DIRECTIONS FOR THIS TASK: Copy each line of the entries that contains the word "JSON".

(Excerpts from an interface dataset)
--------------------

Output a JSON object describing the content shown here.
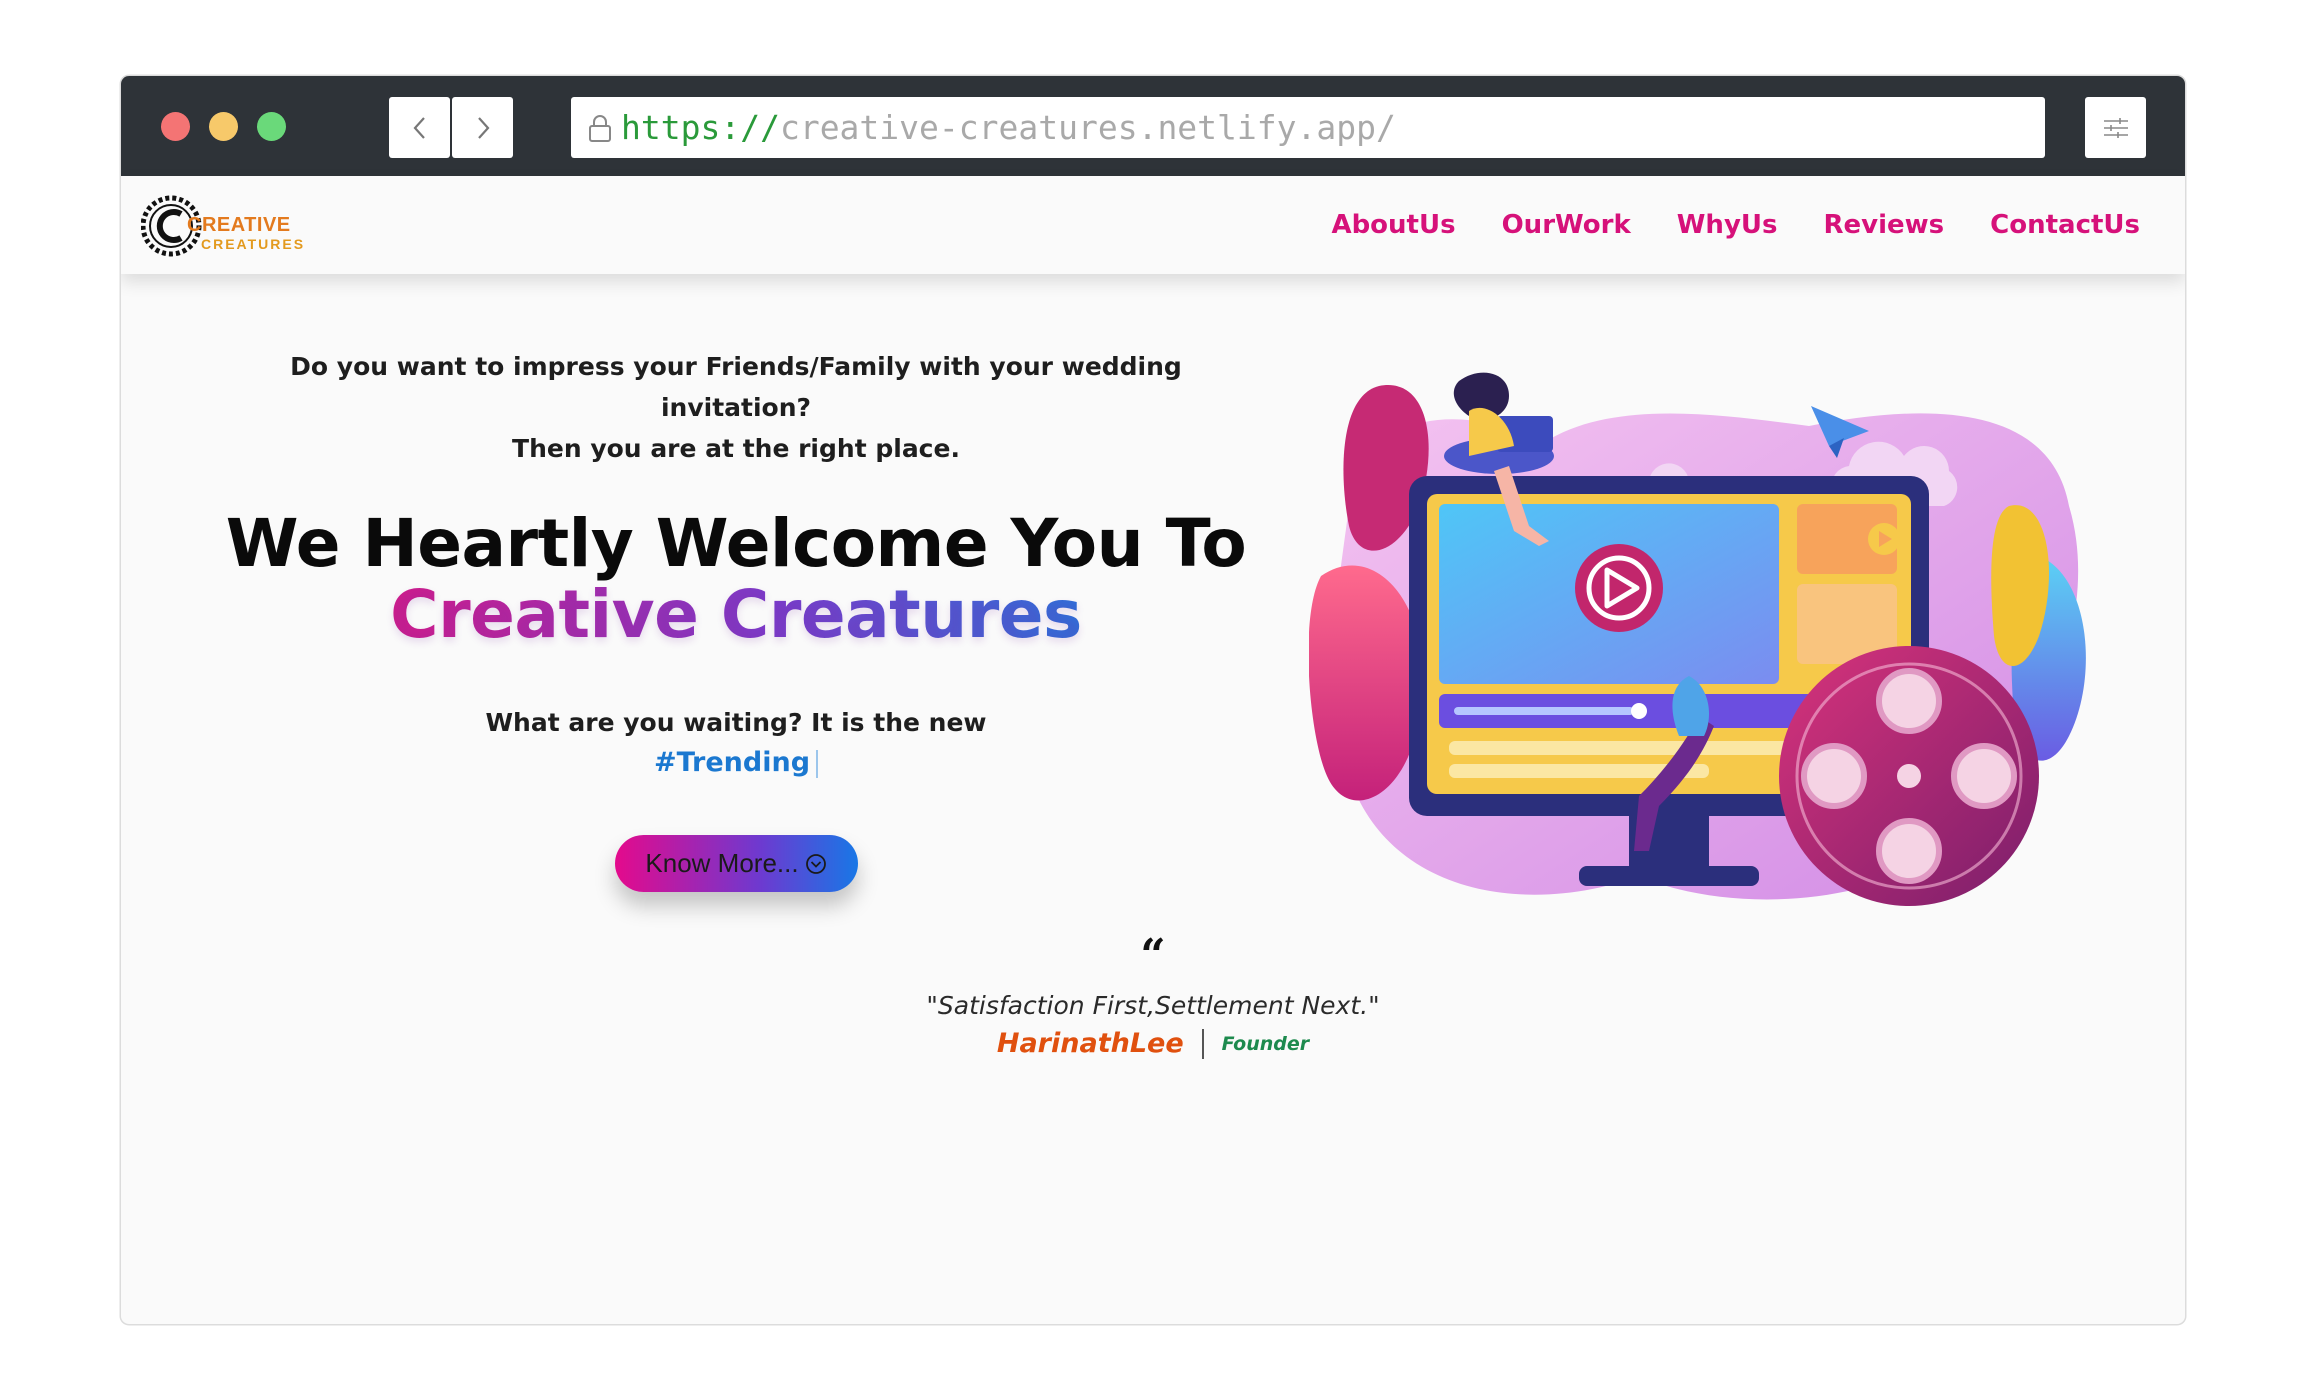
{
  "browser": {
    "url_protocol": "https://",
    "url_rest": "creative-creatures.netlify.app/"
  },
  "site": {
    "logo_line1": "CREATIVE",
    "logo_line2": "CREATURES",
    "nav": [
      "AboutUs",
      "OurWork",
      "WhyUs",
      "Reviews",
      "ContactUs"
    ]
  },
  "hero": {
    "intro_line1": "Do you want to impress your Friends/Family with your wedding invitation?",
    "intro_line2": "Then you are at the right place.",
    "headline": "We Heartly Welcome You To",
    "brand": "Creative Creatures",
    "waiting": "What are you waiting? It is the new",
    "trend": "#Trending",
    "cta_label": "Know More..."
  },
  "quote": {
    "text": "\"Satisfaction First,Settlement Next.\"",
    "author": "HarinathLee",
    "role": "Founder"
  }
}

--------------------

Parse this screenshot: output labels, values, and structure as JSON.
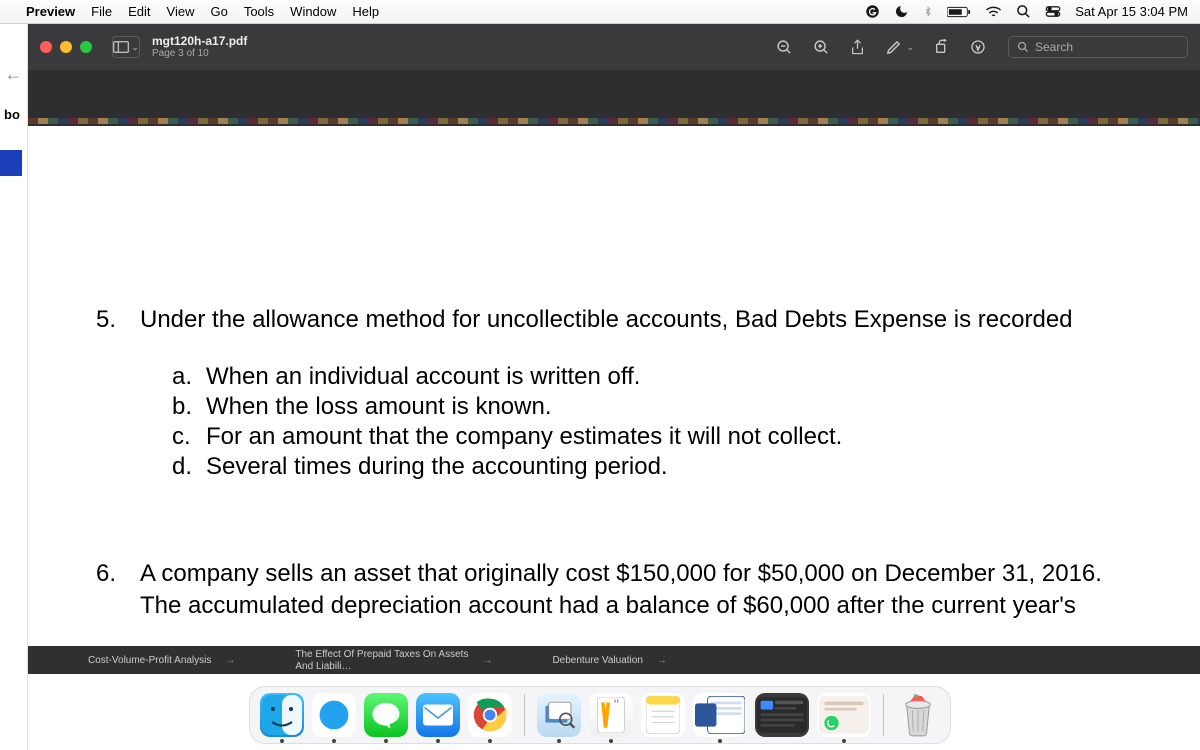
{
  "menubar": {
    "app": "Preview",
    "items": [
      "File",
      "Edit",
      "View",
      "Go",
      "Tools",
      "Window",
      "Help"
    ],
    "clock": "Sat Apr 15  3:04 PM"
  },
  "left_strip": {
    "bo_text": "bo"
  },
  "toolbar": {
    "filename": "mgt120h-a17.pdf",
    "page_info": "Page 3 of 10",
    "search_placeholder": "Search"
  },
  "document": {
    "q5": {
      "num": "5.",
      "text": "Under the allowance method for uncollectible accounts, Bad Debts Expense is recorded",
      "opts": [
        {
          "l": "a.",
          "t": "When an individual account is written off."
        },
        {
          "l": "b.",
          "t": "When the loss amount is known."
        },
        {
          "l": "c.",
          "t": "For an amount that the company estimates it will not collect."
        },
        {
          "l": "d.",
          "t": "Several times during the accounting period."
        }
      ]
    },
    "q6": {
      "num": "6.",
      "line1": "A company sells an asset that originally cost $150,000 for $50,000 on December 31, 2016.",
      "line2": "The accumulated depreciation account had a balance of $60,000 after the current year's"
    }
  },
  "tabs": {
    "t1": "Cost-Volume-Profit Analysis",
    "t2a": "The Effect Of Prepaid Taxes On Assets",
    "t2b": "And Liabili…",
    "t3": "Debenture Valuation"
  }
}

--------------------

REPLY:
Output a JSON object describing the content shown here.
Parse this screenshot: output labels, values, and structure as JSON.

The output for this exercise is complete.